The vineyards are planted among groves of ancient Valley oaks. Established aquifers and seasonal creeks provide water year-round. Once home to Native American tribes, pioneers during the California Gold Rush era, grizzlies, Steelhead trout, salmon, migrating birds, tule elk, and pronghorn, the valley is rich in human and ecological history.

Known for its unique terroir, the vineyards of Sonoma Valley have long benefited from the cool air that flows through the valley from the Pacific Ocean and San Pablo bay. The valley has ideal growing conditions for the world-class Chardonnay, Pinot Noir, Cabernet Sauvignon and Merlot grapes of the region. Sonoma Valley winemakers have, for decades, transformed these grapes into fine wines that are unparalleled in body and flavor.

Discover a Few of Our Favorite Historical Wineries in the Sonoma Valley AVA
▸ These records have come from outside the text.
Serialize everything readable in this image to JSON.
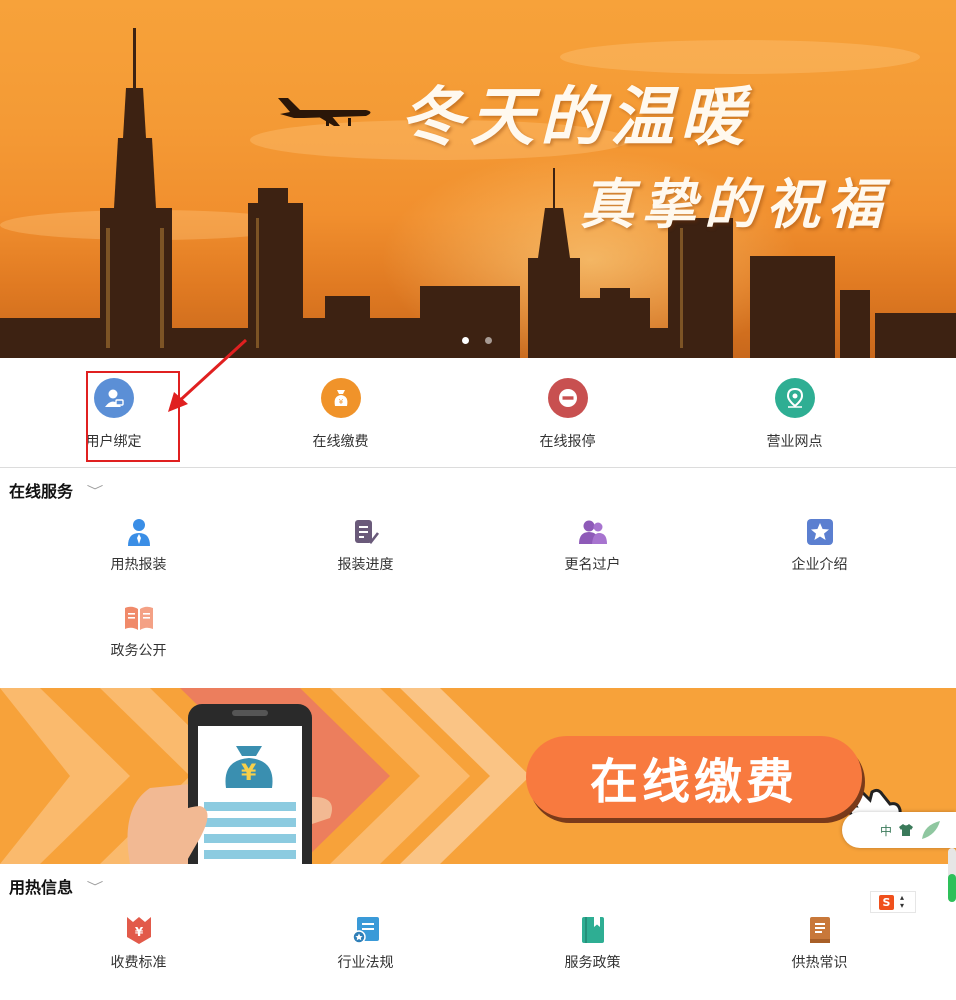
{
  "banner": {
    "headline_line1": "冬天的温暖",
    "headline_line2": "真挚的祝福",
    "carousel_dots": 2
  },
  "quick_entries": [
    {
      "label": "用户绑定",
      "icon": "user-bind-icon",
      "color": "#5b8fd6"
    },
    {
      "label": "在线缴费",
      "icon": "money-bag-icon",
      "color": "#f0932a"
    },
    {
      "label": "在线报停",
      "icon": "stop-icon",
      "color": "#c85050"
    },
    {
      "label": "营业网点",
      "icon": "location-pin-icon",
      "color": "#2eae93"
    }
  ],
  "online_services": {
    "title": "在线服务",
    "items": [
      {
        "label": "用热报装",
        "icon": "person-tie-icon",
        "color": "#3a8ee6"
      },
      {
        "label": "报装进度",
        "icon": "progress-doc-icon",
        "color": "#6a5a7a"
      },
      {
        "label": "更名过户",
        "icon": "users-transfer-icon",
        "color": "#8e5ab8"
      },
      {
        "label": "企业介绍",
        "icon": "star-icon",
        "color": "#5b7fd0"
      },
      {
        "label": "政务公开",
        "icon": "open-book-icon",
        "color": "#f08a6a"
      }
    ]
  },
  "promo": {
    "cta_text": "在线缴费",
    "currency_symbol": "¥"
  },
  "heat_info": {
    "title": "用热信息",
    "items": [
      {
        "label": "收费标准",
        "icon": "fee-standard-icon",
        "color": "#e25a4a"
      },
      {
        "label": "行业法规",
        "icon": "regulation-icon",
        "color": "#3a9ad8"
      },
      {
        "label": "服务政策",
        "icon": "policy-book-icon",
        "color": "#2eae93"
      },
      {
        "label": "供热常识",
        "icon": "knowledge-book-icon",
        "color": "#c8783a"
      }
    ]
  },
  "widgets": {
    "skin_label": "中",
    "ime_label": "S"
  }
}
Established in 1857, Gundlach Bundschu is the oldest continuously operating family winery in California. The walls of the tasting room showcase the deep history of the winery. Surrounding grounds offer some of the best picnicking in the area. The tasting room is open daily 11 am – 4:30 pm.

Buena Vista Winery opened just three months prior to Gundlach Bundschu. Now owned by the Boisset Family, you can travel back in time with a tour in the retrofitted original building and caves. Stop by the tasting room any day between 10 am – 5 pm.

In operation since 1904, Kunde Winery is currently run by 4th and 5th generations of the Kunde family. The original winery was located a few miles from the winery you see today. Still, the place is steeped in a deep knowledge and unique history. Tasting room open daily, 10:30 am – 4:30 pm.

Annadel Estate Winery was first established in 1880 by the Bolle family. The Bolle family home still stands. And the old stone walls of the original winery still grace the property. Purchased in 2007 and renovated over the past decade, this estate vineyard is a stunning example of Sonoma Valley history. Tasting is by appointment only.

We are thrilled to announce a new listing for Majestic Oaks Estate Winery in the Sonoma Valley AVA! View the listing: CLICK HERE

News This Week: Best Winery Experiences and Cabin Getaways

Posted on October 26, 2018 by Mark Stevens

EACH WEEK WE COLLECT TOP LOCAL NEWS AND RECENT REAL ESTATE STORIES

Best Sonoma County Wineries

With over 425 wineries in Sonoma County, it can be hard for a first time visitor to know where to go. This guide will help you experience the best wine tasting of the region. READ MORE

30 under 30

Check out this list of 30 inspiring future business leaders, politicians, and activists leading the way in Sonoma County. READ MORE

Cabin Getaways

Sad to see the end of Summer? Here are some extraordinary cabins that remind us that the point of cold nights is to cozy up by a fire and relax. READ MORE

Architectural Explainer

Sotheby’s International explores eight of the most common architectural styles that are available on the market today. READ MORE

*featured image courtesy of sunset.com